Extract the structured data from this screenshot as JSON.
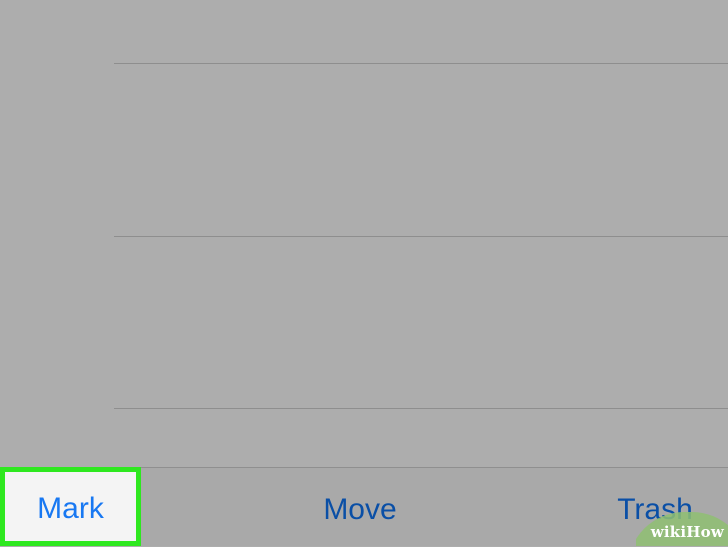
{
  "toolbar": {
    "mark_label": "Mark",
    "move_label": "Move",
    "trash_label": "Trash"
  },
  "watermark": {
    "text": "wikiHow"
  },
  "colors": {
    "background": "#adadad",
    "separator": "#8e8e8e",
    "button_text": "#0a4fa6",
    "highlight_border": "#2ee81f",
    "highlight_text": "#1878f2"
  }
}
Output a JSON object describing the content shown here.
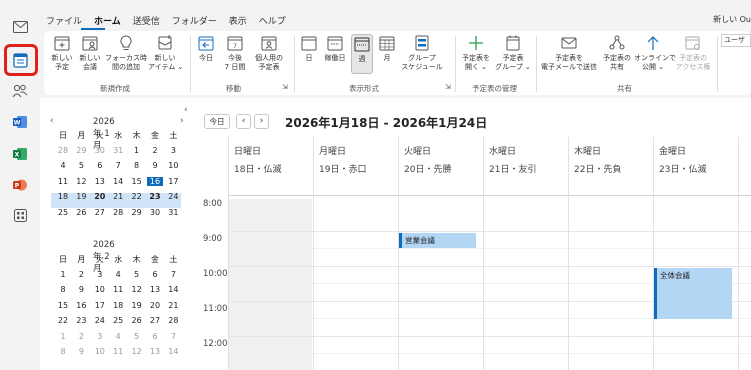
{
  "menubar": {
    "items": [
      "ファイル",
      "ホーム",
      "送受信",
      "フォルダー",
      "表示",
      "ヘルプ"
    ],
    "active": "ホーム",
    "right_label": "新しい Ou"
  },
  "ribbon": {
    "buttons": [
      {
        "label": "新しい\n予定",
        "icon": "calendar-new-icon"
      },
      {
        "label": "新しい\n会議",
        "icon": "meeting-new-icon"
      },
      {
        "label": "フォーカス時\n間の追加",
        "icon": "lightbulb-icon"
      },
      {
        "label": "新しい\nアイテム ⌄",
        "icon": "new-item-icon"
      },
      {
        "label": "今日",
        "icon": "arrow-left-icon"
      },
      {
        "label": "今後\n7 日間",
        "icon": "calendar-7-icon"
      },
      {
        "label": "個人用の\n予定表",
        "icon": "personal-calendar-icon"
      },
      {
        "label": "日",
        "icon": "day-view-icon"
      },
      {
        "label": "稼働日",
        "icon": "workweek-view-icon"
      },
      {
        "label": "週",
        "icon": "week-view-icon"
      },
      {
        "label": "月",
        "icon": "month-view-icon"
      },
      {
        "label": "グループ\nスケジュール",
        "icon": "group-schedule-icon"
      },
      {
        "label": "予定表を\n開く ⌄",
        "icon": "plus-icon"
      },
      {
        "label": "予定表\nグループ ⌄",
        "icon": "calendar-group-icon"
      },
      {
        "label": "予定表を\n電子メールで送信",
        "icon": "mail-icon"
      },
      {
        "label": "予定表の\n共有",
        "icon": "share-icon"
      },
      {
        "label": "オンラインで\n公開 ⌄",
        "icon": "publish-icon"
      },
      {
        "label": "予定表の\nアクセス権",
        "icon": "permissions-icon"
      }
    ],
    "groups": [
      "新規作成",
      "移動",
      "表示形式",
      "予定表の管理",
      "共有"
    ],
    "right_snippet": "ユーザ"
  },
  "mini_calendars": [
    {
      "title": "2026年 1月",
      "dow": [
        "日",
        "月",
        "火",
        "水",
        "木",
        "金",
        "土"
      ],
      "weeks": [
        [
          "28",
          "29",
          "30",
          "31",
          "1",
          "2",
          "3"
        ],
        [
          "4",
          "5",
          "6",
          "7",
          "8",
          "9",
          "10"
        ],
        [
          "11",
          "12",
          "13",
          "14",
          "15",
          "16",
          "17"
        ],
        [
          "18",
          "19",
          "20",
          "21",
          "22",
          "23",
          "24"
        ],
        [
          "25",
          "26",
          "27",
          "28",
          "29",
          "30",
          "31"
        ]
      ]
    },
    {
      "title": "2026年 2月",
      "dow": [
        "日",
        "月",
        "火",
        "水",
        "木",
        "金",
        "土"
      ],
      "weeks": [
        [
          "1",
          "2",
          "3",
          "4",
          "5",
          "6",
          "7"
        ],
        [
          "8",
          "9",
          "10",
          "11",
          "12",
          "13",
          "14"
        ],
        [
          "15",
          "16",
          "17",
          "18",
          "19",
          "20",
          "21"
        ],
        [
          "22",
          "23",
          "24",
          "25",
          "26",
          "27",
          "28"
        ],
        [
          "1",
          "2",
          "3",
          "4",
          "5",
          "6",
          "7"
        ],
        [
          "8",
          "9",
          "10",
          "11",
          "12",
          "13",
          "14"
        ]
      ]
    }
  ],
  "calendar": {
    "today_label": "今日",
    "range_title": "2026年1月18日 - 2026年1月24日",
    "days": [
      {
        "name": "日曜日",
        "date": "18日・仏滅"
      },
      {
        "name": "月曜日",
        "date": "19日・赤口"
      },
      {
        "name": "火曜日",
        "date": "20日・先勝"
      },
      {
        "name": "水曜日",
        "date": "21日・友引"
      },
      {
        "name": "木曜日",
        "date": "22日・先負"
      },
      {
        "name": "金曜日",
        "date": "23日・仏滅"
      }
    ],
    "times": [
      "8:00",
      "9:00",
      "10:00",
      "11:00",
      "12:00"
    ],
    "events": [
      {
        "title": "営業会議",
        "day": 2,
        "start": "9:00",
        "end": "9:30"
      },
      {
        "title": "全体会議",
        "day": 5,
        "start": "10:00",
        "end": "11:30"
      }
    ]
  },
  "colors": {
    "accent": "#0f6cbd",
    "event_fill": "#b4d6f5",
    "highlight_box": "#e0201a"
  }
}
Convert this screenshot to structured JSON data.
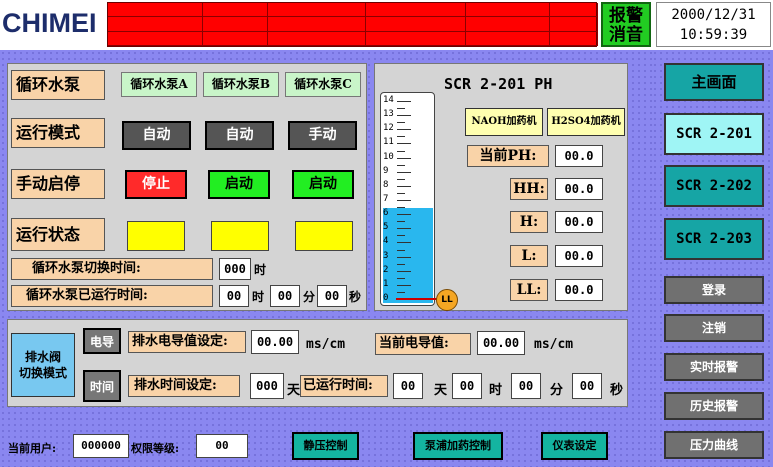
{
  "header": {
    "logo": "CHIMEI",
    "ack_line1": "报警",
    "ack_line2": "消音",
    "date": "2000/12/31",
    "time": "10:59:39"
  },
  "pumps": {
    "row_label": "循环水泵",
    "names": [
      "循环水泵A",
      "循环水泵B",
      "循环水泵C"
    ],
    "mode_label": "运行模式",
    "modes": [
      "自动",
      "自动",
      "手动"
    ],
    "manual_label": "手动启停",
    "manual": [
      "停止",
      "启动",
      "启动"
    ],
    "status_label": "运行状态",
    "switch_time_label": "循环水泵切换时间:",
    "switch_time": "000",
    "switch_unit": "时",
    "run_time_label": "循环水泵已运行时间:",
    "run_h": "00",
    "h_unit": "时",
    "run_m": "00",
    "m_unit": "分",
    "run_s": "00",
    "s_unit": "秒",
    "colors": {
      "stop": "#ff2a2a",
      "start": "#22ee22",
      "auto": "#555555",
      "status": "#ffff00"
    }
  },
  "ph": {
    "title": "SCR 2-201 PH",
    "naoh": "NAOH加药机",
    "h2so4": "H2SO4加药机",
    "current_label": "当前PH:",
    "current": "00.0",
    "hh_label": "HH:",
    "hh": "00.0",
    "h_label": "H:",
    "h": "00.0",
    "l_label": "L:",
    "l": "00.0",
    "ll_label": "LL:",
    "ll": "00.0",
    "gauge_ticks": [
      "14",
      "13",
      "12",
      "11",
      "10",
      "9",
      "8",
      "7",
      "6",
      "5",
      "4",
      "3",
      "2",
      "1",
      "0"
    ],
    "level": 6.3,
    "ll_marker": "LL"
  },
  "drain": {
    "mode_label_1": "排水阀",
    "mode_label_2": "切换模式",
    "cond_btn": "电导",
    "time_btn": "时间",
    "cond_set_label": "排水电导值设定:",
    "cond_set": "00.00",
    "cond_unit": "ms/cm",
    "cond_cur_label": "当前电导值:",
    "cond_cur": "00.00",
    "cond_cur_unit": "ms/cm",
    "time_set_label": "排水时间设定:",
    "time_set": "000",
    "day_unit": "天",
    "run_label": "已运行时间:",
    "run_d": "00",
    "run_d_unit": "天",
    "run_h": "00",
    "run_h_unit": "时",
    "run_m": "00",
    "run_m_unit": "分",
    "run_s": "00",
    "run_s_unit": "秒"
  },
  "footer": {
    "user_label": "当前用户:",
    "user": "000000",
    "level_label": "权限等级:",
    "level": "00",
    "static_btn": "静压控制",
    "pump_btn": "泵浦加药控制",
    "meter_btn": "仪表设定"
  },
  "sidebar": {
    "main": "主画面",
    "s1": "SCR 2-201",
    "s2": "SCR 2-202",
    "s3": "SCR 2-203",
    "login": "登录",
    "logout": "注销",
    "realtime": "实时报警",
    "history": "历史报警",
    "pressure": "压力曲线"
  }
}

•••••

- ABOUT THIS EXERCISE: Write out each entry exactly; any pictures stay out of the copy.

- WRITTEN SOLUTION:
Extract the structured data from this screenshot as JSON.
{
  "toolbar": {
    "mark_label": "Mark",
    "move_label": "Move",
    "trash_label": "Trash"
  },
  "watermark": {
    "text": "wikiHow"
  },
  "colors": {
    "background": "#adadad",
    "separator": "#8e8e8e",
    "button_text": "#0a4fa6",
    "highlight_border": "#2ee81f",
    "highlight_text": "#1878f2"
  }
}
Output a JSON object describing the content shown here.
{
  "menubar": {
    "items": [
      "ファイル",
      "ホーム",
      "送受信",
      "フォルダー",
      "表示",
      "ヘルプ"
    ],
    "active": "ホーム",
    "right_label": "新しい Ou"
  },
  "ribbon": {
    "buttons": [
      {
        "label": "新しい\n予定",
        "icon": "calendar-new-icon"
      },
      {
        "label": "新しい\n会議",
        "icon": "meeting-new-icon"
      },
      {
        "label": "フォーカス時\n間の追加",
        "icon": "lightbulb-icon"
      },
      {
        "label": "新しい\nアイテム ⌄",
        "icon": "new-item-icon"
      },
      {
        "label": "今日",
        "icon": "arrow-left-icon"
      },
      {
        "label": "今後\n7 日間",
        "icon": "calendar-7-icon"
      },
      {
        "label": "個人用の\n予定表",
        "icon": "personal-calendar-icon"
      },
      {
        "label": "日",
        "icon": "day-view-icon"
      },
      {
        "label": "稼働日",
        "icon": "workweek-view-icon"
      },
      {
        "label": "週",
        "icon": "week-view-icon"
      },
      {
        "label": "月",
        "icon": "month-view-icon"
      },
      {
        "label": "グループ\nスケジュール",
        "icon": "group-schedule-icon"
      },
      {
        "label": "予定表を\n開く ⌄",
        "icon": "plus-icon"
      },
      {
        "label": "予定表\nグループ ⌄",
        "icon": "calendar-group-icon"
      },
      {
        "label": "予定表を\n電子メールで送信",
        "icon": "mail-icon"
      },
      {
        "label": "予定表の\n共有",
        "icon": "share-icon"
      },
      {
        "label": "オンラインで\n公開 ⌄",
        "icon": "publish-icon"
      },
      {
        "label": "予定表の\nアクセス権",
        "icon": "permissions-icon"
      }
    ],
    "groups": [
      "新規作成",
      "移動",
      "表示形式",
      "予定表の管理",
      "共有"
    ],
    "right_snippet": "ユーザ"
  },
  "mini_calendars": [
    {
      "title": "2026年 1月",
      "dow": [
        "日",
        "月",
        "火",
        "水",
        "木",
        "金",
        "土"
      ],
      "weeks": [
        [
          "28",
          "29",
          "30",
          "31",
          "1",
          "2",
          "3"
        ],
        [
          "4",
          "5",
          "6",
          "7",
          "8",
          "9",
          "10"
        ],
        [
          "11",
          "12",
          "13",
          "14",
          "15",
          "16",
          "17"
        ],
        [
          "18",
          "19",
          "20",
          "21",
          "22",
          "23",
          "24"
        ],
        [
          "25",
          "26",
          "27",
          "28",
          "29",
          "30",
          "31"
        ]
      ]
    },
    {
      "title": "2026年 2月",
      "dow": [
        "日",
        "月",
        "火",
        "水",
        "木",
        "金",
        "土"
      ],
      "weeks": [
        [
          "1",
          "2",
          "3",
          "4",
          "5",
          "6",
          "7"
        ],
        [
          "8",
          "9",
          "10",
          "11",
          "12",
          "13",
          "14"
        ],
        [
          "15",
          "16",
          "17",
          "18",
          "19",
          "20",
          "21"
        ],
        [
          "22",
          "23",
          "24",
          "25",
          "26",
          "27",
          "28"
        ],
        [
          "1",
          "2",
          "3",
          "4",
          "5",
          "6",
          "7"
        ],
        [
          "8",
          "9",
          "10",
          "11",
          "12",
          "13",
          "14"
        ]
      ]
    }
  ],
  "calendar": {
    "today_label": "今日",
    "range_title": "2026年1月18日 - 2026年1月24日",
    "days": [
      {
        "name": "日曜日",
        "date": "18日・仏滅"
      },
      {
        "name": "月曜日",
        "date": "19日・赤口"
      },
      {
        "name": "火曜日",
        "date": "20日・先勝"
      },
      {
        "name": "水曜日",
        "date": "21日・友引"
      },
      {
        "name": "木曜日",
        "date": "22日・先負"
      },
      {
        "name": "金曜日",
        "date": "23日・仏滅"
      }
    ],
    "times": [
      "8:00",
      "9:00",
      "10:00",
      "11:00",
      "12:00"
    ],
    "events": [
      {
        "title": "営業会議",
        "day": 2,
        "start": "9:00",
        "end": "9:30"
      },
      {
        "title": "全体会議",
        "day": 5,
        "start": "10:00",
        "end": "11:30"
      }
    ]
  },
  "colors": {
    "accent": "#0f6cbd",
    "event_fill": "#b4d6f5",
    "highlight_box": "#e0201a"
  }
}
Convert this screenshot to structured JSON data.
{
  "header": {
    "logo": "CHIMEI",
    "ack_line1": "报警",
    "ack_line2": "消音",
    "date": "2000/12/31",
    "time": "10:59:39"
  },
  "pumps": {
    "row_label": "循环水泵",
    "names": [
      "循环水泵A",
      "循环水泵B",
      "循环水泵C"
    ],
    "mode_label": "运行模式",
    "modes": [
      "自动",
      "自动",
      "手动"
    ],
    "manual_label": "手动启停",
    "manual": [
      "停止",
      "启动",
      "启动"
    ],
    "status_label": "运行状态",
    "switch_time_label": "循环水泵切换时间:",
    "switch_time": "000",
    "switch_unit": "时",
    "run_time_label": "循环水泵已运行时间:",
    "run_h": "00",
    "h_unit": "时",
    "run_m": "00",
    "m_unit": "分",
    "run_s": "00",
    "s_unit": "秒",
    "colors": {
      "stop": "#ff2a2a",
      "start": "#22ee22",
      "auto": "#555555",
      "status": "#ffff00"
    }
  },
  "ph": {
    "title": "SCR 2-201 PH",
    "naoh": "NAOH加药机",
    "h2so4": "H2SO4加药机",
    "current_label": "当前PH:",
    "current": "00.0",
    "hh_label": "HH:",
    "hh": "00.0",
    "h_label": "H:",
    "h": "00.0",
    "l_label": "L:",
    "l": "00.0",
    "ll_label": "LL:",
    "ll": "00.0",
    "gauge_ticks": [
      "14",
      "13",
      "12",
      "11",
      "10",
      "9",
      "8",
      "7",
      "6",
      "5",
      "4",
      "3",
      "2",
      "1",
      "0"
    ],
    "level": 6.3,
    "ll_marker": "LL"
  },
  "drain": {
    "mode_label_1": "排水阀",
    "mode_label_2": "切换模式",
    "cond_btn": "电导",
    "time_btn": "时间",
    "cond_set_label": "排水电导值设定:",
    "cond_set": "00.00",
    "cond_unit": "ms/cm",
    "cond_cur_label": "当前电导值:",
    "cond_cur": "00.00",
    "cond_cur_unit": "ms/cm",
    "time_set_label": "排水时间设定:",
    "time_set": "000",
    "day_unit": "天",
    "run_label": "已运行时间:",
    "run_d": "00",
    "run_d_unit": "天",
    "run_h": "00",
    "run_h_unit": "时",
    "run_m": "00",
    "run_m_unit": "分",
    "run_s": "00",
    "run_s_unit": "秒"
  },
  "footer": {
    "user_label": "当前用户:",
    "user": "000000",
    "level_label": "权限等级:",
    "level": "00",
    "static_btn": "静压控制",
    "pump_btn": "泵浦加药控制",
    "meter_btn": "仪表设定"
  },
  "sidebar": {
    "main": "主画面",
    "s1": "SCR 2-201",
    "s2": "SCR 2-202",
    "s3": "SCR 2-203",
    "login": "登录",
    "logout": "注销",
    "realtime": "实时报警",
    "history": "历史报警",
    "pressure": "压力曲线"
  }
}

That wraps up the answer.